>>

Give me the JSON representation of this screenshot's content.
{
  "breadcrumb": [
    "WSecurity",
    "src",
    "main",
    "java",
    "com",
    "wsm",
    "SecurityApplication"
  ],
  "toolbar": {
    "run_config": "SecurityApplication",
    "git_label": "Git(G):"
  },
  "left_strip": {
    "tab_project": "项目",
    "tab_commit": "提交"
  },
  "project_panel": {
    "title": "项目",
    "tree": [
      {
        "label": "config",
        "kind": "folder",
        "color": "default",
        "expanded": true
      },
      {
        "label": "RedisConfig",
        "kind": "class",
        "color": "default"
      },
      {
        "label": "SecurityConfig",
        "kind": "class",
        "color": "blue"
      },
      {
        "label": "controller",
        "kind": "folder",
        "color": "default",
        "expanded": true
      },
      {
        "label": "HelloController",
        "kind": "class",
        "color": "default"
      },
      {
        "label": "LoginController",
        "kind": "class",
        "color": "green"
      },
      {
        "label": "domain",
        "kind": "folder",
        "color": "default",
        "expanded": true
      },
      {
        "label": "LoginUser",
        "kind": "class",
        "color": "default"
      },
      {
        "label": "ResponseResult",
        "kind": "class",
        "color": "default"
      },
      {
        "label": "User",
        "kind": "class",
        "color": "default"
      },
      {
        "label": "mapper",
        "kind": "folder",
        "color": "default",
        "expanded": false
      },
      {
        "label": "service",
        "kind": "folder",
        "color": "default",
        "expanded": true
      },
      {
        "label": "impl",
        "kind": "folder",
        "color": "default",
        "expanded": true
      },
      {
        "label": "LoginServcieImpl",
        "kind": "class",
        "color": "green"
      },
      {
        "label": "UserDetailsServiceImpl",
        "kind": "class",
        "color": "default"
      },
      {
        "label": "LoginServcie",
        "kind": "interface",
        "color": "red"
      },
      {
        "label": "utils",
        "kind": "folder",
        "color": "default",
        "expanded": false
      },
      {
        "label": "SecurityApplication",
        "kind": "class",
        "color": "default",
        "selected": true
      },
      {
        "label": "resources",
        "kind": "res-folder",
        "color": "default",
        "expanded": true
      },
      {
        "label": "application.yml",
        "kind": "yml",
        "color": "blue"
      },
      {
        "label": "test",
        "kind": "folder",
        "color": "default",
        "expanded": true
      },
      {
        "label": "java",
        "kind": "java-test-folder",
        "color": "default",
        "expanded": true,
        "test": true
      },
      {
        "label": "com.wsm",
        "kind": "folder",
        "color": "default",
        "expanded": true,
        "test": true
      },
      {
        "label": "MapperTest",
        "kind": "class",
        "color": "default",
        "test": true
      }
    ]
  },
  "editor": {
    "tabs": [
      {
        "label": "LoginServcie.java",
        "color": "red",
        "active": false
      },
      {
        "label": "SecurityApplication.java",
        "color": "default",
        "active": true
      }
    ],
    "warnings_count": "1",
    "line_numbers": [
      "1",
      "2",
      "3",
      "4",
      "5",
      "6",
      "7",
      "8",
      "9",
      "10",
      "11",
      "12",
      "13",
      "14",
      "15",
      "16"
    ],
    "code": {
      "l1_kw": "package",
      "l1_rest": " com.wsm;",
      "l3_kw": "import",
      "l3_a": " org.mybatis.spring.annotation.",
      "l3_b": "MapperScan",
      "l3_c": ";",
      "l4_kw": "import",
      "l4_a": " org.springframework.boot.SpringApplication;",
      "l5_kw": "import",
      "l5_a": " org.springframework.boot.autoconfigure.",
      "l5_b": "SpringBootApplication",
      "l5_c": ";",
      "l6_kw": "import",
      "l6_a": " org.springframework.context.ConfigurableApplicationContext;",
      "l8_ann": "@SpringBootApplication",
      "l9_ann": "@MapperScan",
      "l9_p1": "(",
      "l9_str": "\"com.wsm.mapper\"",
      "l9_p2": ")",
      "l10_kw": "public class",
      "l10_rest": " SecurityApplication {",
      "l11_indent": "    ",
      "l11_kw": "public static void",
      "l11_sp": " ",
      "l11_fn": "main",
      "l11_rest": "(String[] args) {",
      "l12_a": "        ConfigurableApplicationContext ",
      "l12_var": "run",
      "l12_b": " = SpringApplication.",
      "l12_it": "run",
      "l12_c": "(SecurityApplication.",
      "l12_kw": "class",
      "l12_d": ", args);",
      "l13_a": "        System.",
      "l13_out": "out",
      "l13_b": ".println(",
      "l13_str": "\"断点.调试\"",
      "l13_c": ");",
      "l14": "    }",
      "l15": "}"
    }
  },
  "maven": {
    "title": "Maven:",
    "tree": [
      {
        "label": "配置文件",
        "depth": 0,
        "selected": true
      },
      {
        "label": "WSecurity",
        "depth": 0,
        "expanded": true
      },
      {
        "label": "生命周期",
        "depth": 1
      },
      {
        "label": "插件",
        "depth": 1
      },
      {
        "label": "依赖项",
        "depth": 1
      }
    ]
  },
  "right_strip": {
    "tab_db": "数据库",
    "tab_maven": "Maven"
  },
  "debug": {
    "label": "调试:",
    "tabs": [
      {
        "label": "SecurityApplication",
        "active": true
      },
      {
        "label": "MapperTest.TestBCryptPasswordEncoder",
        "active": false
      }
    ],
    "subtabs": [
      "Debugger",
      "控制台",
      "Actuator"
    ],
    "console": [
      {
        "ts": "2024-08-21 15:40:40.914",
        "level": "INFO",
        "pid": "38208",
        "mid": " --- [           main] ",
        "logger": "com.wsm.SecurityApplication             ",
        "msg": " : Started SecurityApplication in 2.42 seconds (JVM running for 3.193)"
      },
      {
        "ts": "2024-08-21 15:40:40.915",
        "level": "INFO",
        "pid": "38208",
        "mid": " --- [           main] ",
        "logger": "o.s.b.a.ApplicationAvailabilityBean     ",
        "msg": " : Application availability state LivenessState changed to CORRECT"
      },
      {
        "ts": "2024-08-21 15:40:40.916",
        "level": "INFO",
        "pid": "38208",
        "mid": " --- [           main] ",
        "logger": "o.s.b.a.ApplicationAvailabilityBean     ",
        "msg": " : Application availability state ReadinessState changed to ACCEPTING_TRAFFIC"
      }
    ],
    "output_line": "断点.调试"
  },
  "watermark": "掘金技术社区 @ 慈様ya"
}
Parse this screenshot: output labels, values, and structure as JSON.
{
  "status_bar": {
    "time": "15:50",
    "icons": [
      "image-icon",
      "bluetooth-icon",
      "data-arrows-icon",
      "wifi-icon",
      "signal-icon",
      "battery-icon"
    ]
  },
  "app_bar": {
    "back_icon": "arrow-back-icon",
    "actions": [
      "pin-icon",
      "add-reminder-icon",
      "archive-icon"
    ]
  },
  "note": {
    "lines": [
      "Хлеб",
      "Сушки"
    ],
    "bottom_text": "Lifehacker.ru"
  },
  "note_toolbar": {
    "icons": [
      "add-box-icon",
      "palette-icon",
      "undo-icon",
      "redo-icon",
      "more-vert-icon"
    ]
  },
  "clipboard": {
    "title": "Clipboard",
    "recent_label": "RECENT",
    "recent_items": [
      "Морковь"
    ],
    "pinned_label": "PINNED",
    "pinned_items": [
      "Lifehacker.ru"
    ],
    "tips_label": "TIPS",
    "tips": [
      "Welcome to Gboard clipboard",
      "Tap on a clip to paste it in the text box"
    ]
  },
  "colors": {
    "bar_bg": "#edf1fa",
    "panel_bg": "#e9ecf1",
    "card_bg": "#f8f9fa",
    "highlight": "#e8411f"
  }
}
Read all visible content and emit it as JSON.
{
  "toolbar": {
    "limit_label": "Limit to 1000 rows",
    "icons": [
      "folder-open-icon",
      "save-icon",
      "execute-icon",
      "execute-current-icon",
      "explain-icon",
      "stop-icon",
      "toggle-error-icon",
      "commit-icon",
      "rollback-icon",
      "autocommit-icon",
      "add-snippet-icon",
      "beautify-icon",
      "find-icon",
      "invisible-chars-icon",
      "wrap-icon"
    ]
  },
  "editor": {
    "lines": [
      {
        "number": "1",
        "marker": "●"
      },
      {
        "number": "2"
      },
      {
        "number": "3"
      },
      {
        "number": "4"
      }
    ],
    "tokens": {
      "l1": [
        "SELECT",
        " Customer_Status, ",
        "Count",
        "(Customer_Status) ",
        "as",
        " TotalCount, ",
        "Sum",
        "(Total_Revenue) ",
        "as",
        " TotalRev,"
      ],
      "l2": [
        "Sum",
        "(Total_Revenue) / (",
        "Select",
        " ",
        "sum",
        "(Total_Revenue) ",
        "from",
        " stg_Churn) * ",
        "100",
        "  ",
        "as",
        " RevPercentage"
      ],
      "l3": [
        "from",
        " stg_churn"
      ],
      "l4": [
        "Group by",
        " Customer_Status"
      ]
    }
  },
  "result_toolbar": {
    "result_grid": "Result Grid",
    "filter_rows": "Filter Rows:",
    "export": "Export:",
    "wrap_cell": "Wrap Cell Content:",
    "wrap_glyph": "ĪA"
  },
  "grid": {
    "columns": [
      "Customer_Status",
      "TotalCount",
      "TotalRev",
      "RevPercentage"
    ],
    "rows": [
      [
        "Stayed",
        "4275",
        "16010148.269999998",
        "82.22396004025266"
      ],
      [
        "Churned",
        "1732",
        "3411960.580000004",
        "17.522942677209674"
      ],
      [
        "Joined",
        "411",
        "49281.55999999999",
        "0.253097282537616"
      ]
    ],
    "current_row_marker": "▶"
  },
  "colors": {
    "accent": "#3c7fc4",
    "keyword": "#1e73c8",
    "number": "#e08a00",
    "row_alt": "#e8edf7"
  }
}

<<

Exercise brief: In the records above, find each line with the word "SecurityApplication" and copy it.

The answer:
    "SecurityApplication"
    "run_config": "SecurityApplication",
        "label": "SecurityApplication",
        "label": "SecurityApplication.java",
      "l10_rest": " SecurityApplication {",
      "l12_c": "(SecurityApplication.",
        "label": "SecurityApplication",
        "logger": "com.wsm.SecurityApplication             ",
        "msg": " : Started SecurityApplication in 2.42 seconds (JVM running for 3.193)"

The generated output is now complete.